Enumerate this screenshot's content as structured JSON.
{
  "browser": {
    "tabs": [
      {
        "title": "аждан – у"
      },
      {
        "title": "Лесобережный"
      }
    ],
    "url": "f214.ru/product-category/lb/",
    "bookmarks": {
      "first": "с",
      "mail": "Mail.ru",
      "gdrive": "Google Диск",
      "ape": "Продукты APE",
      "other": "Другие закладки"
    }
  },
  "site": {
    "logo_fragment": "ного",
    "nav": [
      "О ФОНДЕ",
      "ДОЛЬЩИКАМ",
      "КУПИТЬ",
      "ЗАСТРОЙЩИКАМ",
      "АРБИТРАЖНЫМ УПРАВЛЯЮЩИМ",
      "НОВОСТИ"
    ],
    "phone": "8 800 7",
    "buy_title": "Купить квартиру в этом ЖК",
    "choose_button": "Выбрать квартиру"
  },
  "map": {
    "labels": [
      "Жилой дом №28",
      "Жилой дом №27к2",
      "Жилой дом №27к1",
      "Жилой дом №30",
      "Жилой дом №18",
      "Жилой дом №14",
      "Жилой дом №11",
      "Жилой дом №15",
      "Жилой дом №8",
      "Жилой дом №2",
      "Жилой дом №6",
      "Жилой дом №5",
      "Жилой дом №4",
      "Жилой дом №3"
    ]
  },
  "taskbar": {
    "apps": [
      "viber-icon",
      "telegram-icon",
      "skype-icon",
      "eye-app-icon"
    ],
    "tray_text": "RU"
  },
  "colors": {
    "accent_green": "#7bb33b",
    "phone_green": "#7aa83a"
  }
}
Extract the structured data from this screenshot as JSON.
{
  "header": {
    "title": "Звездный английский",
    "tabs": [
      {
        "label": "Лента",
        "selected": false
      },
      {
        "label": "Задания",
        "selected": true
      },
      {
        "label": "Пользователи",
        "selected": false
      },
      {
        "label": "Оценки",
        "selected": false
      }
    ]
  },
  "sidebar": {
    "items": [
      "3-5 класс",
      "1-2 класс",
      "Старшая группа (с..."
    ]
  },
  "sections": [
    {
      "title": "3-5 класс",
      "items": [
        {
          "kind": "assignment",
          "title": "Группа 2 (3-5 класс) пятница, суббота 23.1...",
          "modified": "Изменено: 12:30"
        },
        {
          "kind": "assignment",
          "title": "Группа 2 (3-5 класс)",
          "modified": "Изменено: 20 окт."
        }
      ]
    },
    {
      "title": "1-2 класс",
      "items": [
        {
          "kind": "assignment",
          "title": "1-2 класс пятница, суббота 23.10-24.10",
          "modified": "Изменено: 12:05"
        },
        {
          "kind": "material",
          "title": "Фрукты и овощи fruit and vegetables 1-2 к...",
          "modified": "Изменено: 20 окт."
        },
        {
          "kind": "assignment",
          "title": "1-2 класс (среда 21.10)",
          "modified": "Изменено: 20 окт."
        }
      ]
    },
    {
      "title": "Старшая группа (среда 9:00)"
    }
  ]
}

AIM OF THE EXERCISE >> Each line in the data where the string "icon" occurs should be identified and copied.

ANSWER TO THE PROBLEM >>
      "viber-icon",
      "telegram-icon",
      "skype-icon",
      "eye-app-icon"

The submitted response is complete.